The Monongahela and Duquesne Inclines allow access to Mount Washington's overlook of the downtown area of Pittsburgh. Tourists experience the view while riding two of only a few remaining inclines in the country. The inclines remain the best way for thousands of Pittsburghers on Mount Washington to get to their jobs, entertainment and shopping in downtown Pittsburgh and Station Square.
In the 1930s, a huge neon billboard sign, 226 feet wide and 30 feet high, was erected on the Mount Washington hillside near the Duquesne Incline tracks. Its earliest known advertisers were Iron City Beer, Clark's Teaberry Gum and WTAE-TV Channel 4. In 1967, the Alcoa aluminum company took over the sign and changed its plain background into a gray-and-white mosaic font pattern that spelled out "PITTSBURGH" when seen in the daytime, giving the sign new popularity. Alcoa became the sign's most well-known advertiser, remaining for the next 25 years. In 1992, Miles Laboratories moved their U.S. headquarters from Elkhart, Indiana to Pittsburgh and became the sign's new advertiser. In April 1995, the Miles brand name was absorbed by its parent company, Bayer AG and the sign was changed to feature the Bayer name and its circular cross logo. Bayer AG declined to renew their lease on the sign in 2014. As of May 2015, Lamar Advertising and the City of Pittsburgh were in disagreement over the proper use and maintenance responsibilities of the sign.
In June 2016, Lamar Advertising erected a new vinyl sign over the old neon sign for the Sprint Corporation; a gold banner with black letters reading "Pittsburgh WINS with Black & Yellow". Many Pittsburgh natives reacted negatively to the wording "black & yellow" as opposed to the city's traditional "black & gold" moniker. On April 30, 2019, with Sprint's lease on the sign expired by that time, Lamar mounted a new sign bearing an American flag representing the National Flag Foundation, a nonprofit organization based in Pittsburgh. The future of the long-rusted Pittsburgh sign and its neon lighting is unknown as there are no current plans for renovation.
Beneath Mount Washington
The first tunnel through Mount Washington was the Pittsburgh and Castle Shannon Tunnel, which began life as a coal mine but was extended through from the Mount Washington Coal Incline to Saw Mill Run in 1861. This was followed by the Mount Washington Transit Tunnel for Pittsburgh Railways and Wabash Tunnel for the Wabash Pittsburgh Terminal Railway, both in opening in 1904. The former continues in use by Pittsburgh Light Rail and the latter as a High Occupancy Vehicle tunnel.

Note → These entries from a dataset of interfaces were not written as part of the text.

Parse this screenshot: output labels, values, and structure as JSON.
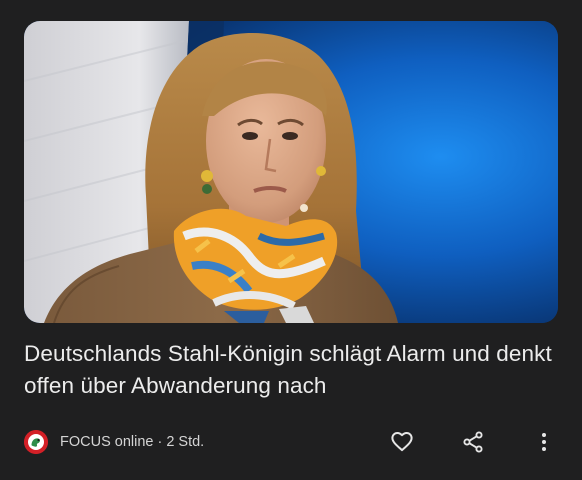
{
  "article": {
    "image_alt": "Frau mit blonden Haaren und orange-blau gemustertem Schal vor blauem Hintergrund",
    "headline": "Deutschlands Stahl-Königin schlägt Alarm und denkt offen über Abwanderung nach",
    "source": "FOCUS online",
    "separator": "·",
    "age": "2 Std."
  },
  "icons": {
    "source_logo": "focus-online-logo",
    "like": "heart-outline-icon",
    "share": "share-icon",
    "more": "more-vert-icon"
  },
  "colors": {
    "background": "#1f1f20",
    "headline_text": "#ececec",
    "meta_text": "#d4d4d4",
    "icon": "#e6e6e6",
    "source_logo_red": "#d32027",
    "photo_blue": "#1160c4"
  }
}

The Liberty Tunnel through Mount Washington opened in 1928.
The Fort Pitt Tunnel beneath and through Mount Washington opened September 1, 1960.
- Media related to Mount Washington, Pittsburgh (mountain) at Wikimedia Commons